N.J. makes distance-learning affordable
- By Dibya Sarkar
- Oct 19, 2000
N.J. Department of Education educational technology page
New Jersey recently unveiled a statewide interactive distance-learning system
that enables students and teachers to take classes or interact with peers
without having to pay long-distance telephone rates.
Through a videoconference broadcast called a video portal, elementary
and high school students will be able to take classes not offered in their
schools, including language, science and math courses, said Julia Stapleton,
director of education technology for New Jersey's Department of Education.
Students also will be able to tour museums or meet with experts, she said,
adding that teachers could use the network for professional development
Although schools have had videoconferencing capabilities since the late
1980s, they have been limited to communicating with others in their local
Stapleton said that New Jersey is the first state to partner with a
private company, in this case Verizon Communications, to deliver broadband
video services across long-distance boundaries under a provision of the
Telecommunications Act of 1996.
Verizon is providing about $80 million to create a dedicated Asynchronous
Transfer Mode network — which supports high-speed, real-time voice, video
and data transmission — with equipment and service discounts of as much
as 72 percent.
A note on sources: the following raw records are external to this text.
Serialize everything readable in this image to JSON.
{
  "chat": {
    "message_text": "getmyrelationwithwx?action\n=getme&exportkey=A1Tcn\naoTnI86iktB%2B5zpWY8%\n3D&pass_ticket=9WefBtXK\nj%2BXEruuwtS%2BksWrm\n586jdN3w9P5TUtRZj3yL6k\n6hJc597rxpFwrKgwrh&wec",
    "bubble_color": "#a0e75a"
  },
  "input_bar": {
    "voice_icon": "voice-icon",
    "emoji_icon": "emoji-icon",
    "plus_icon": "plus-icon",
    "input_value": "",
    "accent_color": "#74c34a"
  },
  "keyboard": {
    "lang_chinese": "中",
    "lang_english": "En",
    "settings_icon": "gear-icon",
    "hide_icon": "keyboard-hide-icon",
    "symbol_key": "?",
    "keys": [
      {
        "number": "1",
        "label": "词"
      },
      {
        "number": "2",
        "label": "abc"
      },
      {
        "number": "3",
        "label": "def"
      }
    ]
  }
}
The company serves about 97 percent of the population in
New Jersey, but access will be provided to the remaining 3 percent who use
other carriers, Stapleton said.
Additionally, the state has provided $50 million to schools annually
for the past three years to advance distance learning.
For now, Stapleton said the system supports up to 20 connections at
one time. She said that would increase to 40 connections soon. More than
200 schools are fully equipped to participate, including transportable cameras
and monitors, while another 700 schools or so have access either through
ATM or ISDN networks.
The state has about 2,200 public schools and 1.2 million students.